Charges of public drunkenness and disorderly conduct against suspended Tennessee Titans cornerback Adam “Pacman” Jones were dismissed Thursday in Rutherford County General Sessions Court by Judge David Loughry.
The charges stemmed from an August 2006 incident at a Murfreesboro nightclub, in which Jones claimed his wallet was stolen.
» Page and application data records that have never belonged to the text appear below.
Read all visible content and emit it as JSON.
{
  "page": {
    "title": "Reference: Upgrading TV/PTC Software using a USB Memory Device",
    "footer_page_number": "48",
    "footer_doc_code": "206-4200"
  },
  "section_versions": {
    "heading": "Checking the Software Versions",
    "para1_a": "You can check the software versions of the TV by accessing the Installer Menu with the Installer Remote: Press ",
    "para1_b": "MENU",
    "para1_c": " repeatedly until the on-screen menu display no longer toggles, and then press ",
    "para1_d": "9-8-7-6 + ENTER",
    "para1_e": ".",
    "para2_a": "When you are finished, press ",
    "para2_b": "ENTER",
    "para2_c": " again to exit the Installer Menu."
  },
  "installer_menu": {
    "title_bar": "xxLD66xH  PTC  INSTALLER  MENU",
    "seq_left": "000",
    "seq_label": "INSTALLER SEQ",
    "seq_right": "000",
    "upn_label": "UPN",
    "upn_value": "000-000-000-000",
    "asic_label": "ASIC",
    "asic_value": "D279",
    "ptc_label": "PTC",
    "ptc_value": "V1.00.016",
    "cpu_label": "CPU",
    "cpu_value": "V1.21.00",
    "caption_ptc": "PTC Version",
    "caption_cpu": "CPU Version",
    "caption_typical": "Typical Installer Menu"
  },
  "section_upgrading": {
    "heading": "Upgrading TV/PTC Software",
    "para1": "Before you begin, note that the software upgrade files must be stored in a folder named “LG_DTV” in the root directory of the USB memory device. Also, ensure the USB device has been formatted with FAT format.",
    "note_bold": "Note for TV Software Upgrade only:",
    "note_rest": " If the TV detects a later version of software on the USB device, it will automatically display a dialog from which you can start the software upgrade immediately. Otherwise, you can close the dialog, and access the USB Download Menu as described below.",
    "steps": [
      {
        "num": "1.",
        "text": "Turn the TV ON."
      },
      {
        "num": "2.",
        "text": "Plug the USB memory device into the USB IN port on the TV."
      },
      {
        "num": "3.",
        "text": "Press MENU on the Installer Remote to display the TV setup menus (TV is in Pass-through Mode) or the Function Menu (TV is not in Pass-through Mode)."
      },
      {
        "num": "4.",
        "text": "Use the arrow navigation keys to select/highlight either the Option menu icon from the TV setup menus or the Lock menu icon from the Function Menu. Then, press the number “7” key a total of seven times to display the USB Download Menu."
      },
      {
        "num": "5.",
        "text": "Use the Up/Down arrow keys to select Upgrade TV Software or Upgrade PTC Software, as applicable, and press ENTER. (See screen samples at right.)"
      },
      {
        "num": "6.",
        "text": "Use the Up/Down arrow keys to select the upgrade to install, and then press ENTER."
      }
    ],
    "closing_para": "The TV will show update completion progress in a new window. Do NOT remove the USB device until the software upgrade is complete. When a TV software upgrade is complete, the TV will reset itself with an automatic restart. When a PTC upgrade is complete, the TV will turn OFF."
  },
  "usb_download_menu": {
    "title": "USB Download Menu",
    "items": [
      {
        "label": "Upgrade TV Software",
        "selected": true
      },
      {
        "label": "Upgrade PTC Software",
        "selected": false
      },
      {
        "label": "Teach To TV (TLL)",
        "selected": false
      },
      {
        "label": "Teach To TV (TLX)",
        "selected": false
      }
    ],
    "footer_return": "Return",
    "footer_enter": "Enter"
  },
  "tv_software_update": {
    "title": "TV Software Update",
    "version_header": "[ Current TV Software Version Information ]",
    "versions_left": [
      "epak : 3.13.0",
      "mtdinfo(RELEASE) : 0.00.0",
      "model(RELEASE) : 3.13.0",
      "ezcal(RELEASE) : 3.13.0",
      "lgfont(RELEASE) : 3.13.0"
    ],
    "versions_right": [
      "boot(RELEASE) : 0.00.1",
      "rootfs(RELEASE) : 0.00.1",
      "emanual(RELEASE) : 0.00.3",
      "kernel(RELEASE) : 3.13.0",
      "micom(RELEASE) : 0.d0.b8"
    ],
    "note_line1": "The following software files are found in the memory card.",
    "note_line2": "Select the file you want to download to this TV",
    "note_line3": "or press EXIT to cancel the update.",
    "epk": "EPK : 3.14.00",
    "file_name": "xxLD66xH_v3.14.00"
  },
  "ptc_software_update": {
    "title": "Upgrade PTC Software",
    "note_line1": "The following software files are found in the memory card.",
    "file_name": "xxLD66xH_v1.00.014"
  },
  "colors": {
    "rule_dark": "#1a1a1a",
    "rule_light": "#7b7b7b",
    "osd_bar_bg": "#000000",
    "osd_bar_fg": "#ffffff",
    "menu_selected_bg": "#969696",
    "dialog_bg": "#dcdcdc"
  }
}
Later, he was accused of cursing and being belligerent to a police officer, which resulted in charges being filed.
Last January, a judge told Jones the charges in Murfreesboro would be retired if he did not have any more incidents until July 2007, but he was later charged with felony coercion as a result of a Las Vegas strip club fight in February that later escalated into a triple-shooting.
Jones eventually pleaded no contest to a gross misdemeanor charge of conspiracy to commit disorderly conduct.
Those charges led the case in Rutherford County to be revisited, but it was decided to leave the original plea agreement in place.
Prosecutor William Whitesell explained his rationale in asking Loughry to allow the original agreement to be upheld.
“We had agreed about this time last year that if he would pay the court costs and go through the counseling that the NFL required for him, and not have any other situations for six months that the charges would be dropped,” Whitesell said. “During that time he had a situation in Vegas where he faced charges, but those charges were disposed of as of a couple of months ago.
“I felt like that with the charges there and him being suspended from the NFL and losing a year’s salary that he had already been punished far more than this court could have punished him. It had been nearly 18 months since the original charge, and I just felt like it was time for this case to be over.”
According to Whitesell, Jones’ attorneys had argued that he had not committed any crime on the night in question, but both sides agreed apparently that Jones had acted inappropriately.
Regarding his actions, Jones sent a letter of apology to the police officer involved and also apologized in his court appearance on Thursday.
“I have had several opportunities to speak with the district attorney’s office, and they thought Mr. Jones had been compliant with all the terms of his probation,” Jones’ attorney Worrick Robinson said. “They were aware of the situation in Las Vegas, but they felt that especially since he had had no other incidents in Rutherford County and the fact that he had apologized to the officer that there was no reason to pursue the case further.”
Other than civil lawsuits pending in Las Vegas from the three shooting victims, Jones had only one more case pending against him, a 2006 charge of obstruction of a police officer in Georgia that is scheduled for March.
Jones’ case for reinstatement to the NFL is expected to be reviewed by Commissioner Roger Goodell after the Pro Bowl.
Robinson said he expects a hearing will be held — likely in New York — for Jones and his representatives to meet with Goodell and discuss the case for reinstatement into the NFL before a decision is rendered.
“Most likely, a meeting will take place to discuss all the events over the past eight months or so, and that there are certain expectations for Mr. Jones to comply with, and that will be part of the discussion,” Robinson said.